Let's Get Small: Downsizing
For years, scientists have been attempting to warn people about the effects their actions have on our planet, with limited success. Norwegian scientists, though, think they have found something that might help. In Downsizing, set at a point in the future, they pitch their plan regarding overpopulation to the world. At a scientific conference, Dr. Jorgen Asbjornsen (Rolf Lassgard) arrives as a different man of sorts - he's just five inches tall. He and 35 others underwent the procedure and established a colony for themselves. The concept goes worldwide, and the concept gains the attention of occupational therapist Paul Safranek (Matt Damon) and his store clerk wife Audrey (Kristen Wiig) when they see a couple of close friends of theirs have downsized and moved to the small person community known as Leisureland. When they learn the money they have would make them millionaires in Leisureland, they sell almost all of their worldly possessions and prepare for the move.
When the day for the procedure comes, Paul and Audrey are to be downsized separately.

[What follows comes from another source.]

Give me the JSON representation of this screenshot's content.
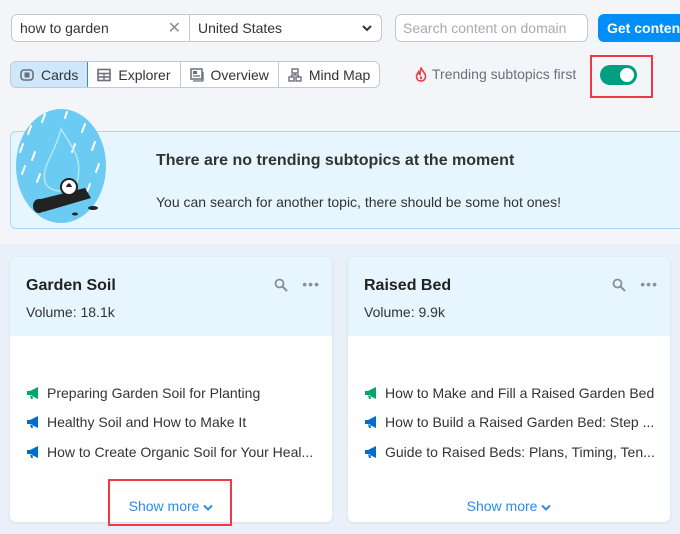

When Paul awakens from surgery a smaller man, he gets a call from Audrey, who has changed her mind. They divorce, and Paul lives the life of an unhappily single man working as a telemarketer. A complaint about a noisy neighbor turns into an unlikely friendship with Dusan Mirkovic (Christoph Waltz), a fun-loving businessman who still makes money in the big world with his adventurous friend Joris Konrad (Udo Kier). After a party, Paul notices a member of Dusan's housekeeping crew, Ngoc Lan Tran (Hong Chau), a human rights activist and famed dissident, does not walk normally. Paul then discovers that Ngoc has a prosthetic leg which she'd received following a botched human smuggling attempt. He fits her with a makeshift leg after breaking the prosthetic. He even goes to work for her in an effort to repay her. Dusan, though, wants to take Paul on a trip to the first small colony in Norway. Lan Tran, citing a previous missed opportunity, gets to come as well. The trip, though, doesn't go as planned.

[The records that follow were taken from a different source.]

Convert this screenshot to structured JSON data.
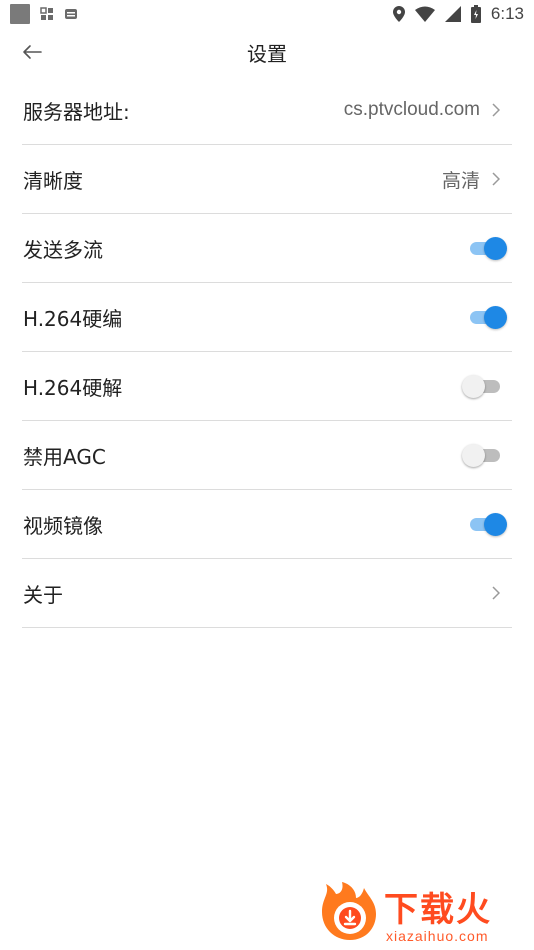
{
  "status_bar": {
    "time": "6:13",
    "left_icons": [
      "square-icon",
      "grid-icon",
      "mail-icon"
    ],
    "right_icons": [
      "location-icon",
      "wifi-icon",
      "signal-icon",
      "battery-icon"
    ]
  },
  "header": {
    "title": "设置",
    "back_icon": "arrow-left-icon"
  },
  "settings": [
    {
      "label": "服务器地址:",
      "value": "cs.ptvcloud.com",
      "type": "link"
    },
    {
      "label": "清晰度",
      "value": "高清",
      "type": "link"
    },
    {
      "label": "发送多流",
      "type": "toggle",
      "on": true
    },
    {
      "label": "H.264硬编",
      "type": "toggle",
      "on": true
    },
    {
      "label": "H.264硬解",
      "type": "toggle",
      "on": false
    },
    {
      "label": "禁用AGC",
      "type": "toggle",
      "on": false
    },
    {
      "label": "视频镜像",
      "type": "toggle",
      "on": true
    },
    {
      "label": "关于",
      "type": "link"
    }
  ],
  "watermark": {
    "text": "下载火",
    "url_text": "xiazaihuo.com"
  },
  "colors": {
    "accent": "#1e88e5",
    "accent_track": "#8cc4f4",
    "divider": "#dcdcdc",
    "watermark": "#ff4b1f"
  }
}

The films of Alexander Payne often tell tales of people with big ambitions, and the problems they face in accomplishing their big ambitions. Payne's previous two films, The Descendants (2011) and Nebraska (2013), are among my favorite films of this decade. Downsizing reunites Payne and fellow writer Jim Taylor, both of whom won an Oscar for their screen treatment of Sideways in 2004. Downsizing certainly has the the theme of ambition, but doesn't draw viewers into the situation the way its predecessors did. The basic story is interesting, but the movie doesn't really come to life until Paul meets Dusan. At that point, Paul starts to explore the possibilities of living in Leisureland. When Paul gets acquainted with Ngoc, he finds a way to put his career skills to use. The tone gets heavy toward the end, and reminds me a bit of a film starring Steve Carell whose name I won't mention, where characters also had to make essential decisions.
Damon is good as Paul, a man who discovers he left too much behind when he moved to Leisureland. Paul, though, chose to work, though his new home should have had a place for a man with his life skills. While Paul finds a true source of enjoyment with Dusan, he rediscovers his calling with Ngoc. Waltz, though, steals the show as Dusan, a man who has lived a life of adventure. Leisureland is simply the latest adventure. He has no real reason to be there otherwise. When Paul complains about the noise from one of Dusan's parties, he invites him to join instead of making a rude response. Chau is the opposite of Dusan as Ngoc, a woman forced into downsizing by an oppressive government. The change never changes her resolve to be a voice against injustice. She, like Dusan, finds a way to connect to Paul. Wiig does a good job in support as Audrey, who decides in time to not leave the world she knew. Noteworthy bit performances come from Jason Sudeikis, Neil Patrick Harris, and Laura Dern.
Downsizing takes a look at people with good intentions, and how they come to terms with a new chapter of their lives. Paul Safranek finds that while he may have addressed his financial worries, he can't escape the problems of the world simply because he lives in a place called Leisureland. The movie, though, has pacing issues and an uneven mix of humor and drama. In the world we know, scientists have warned about the consequences of man's actions, and have drawn far too many skeptics. In a world where radical change has come, people trade size for some sense of security. Their world has changed, but the problems with the world remain the same.
On a scale of zero to four stars, I give Downsizing three stars. Not necessarily changing for the better.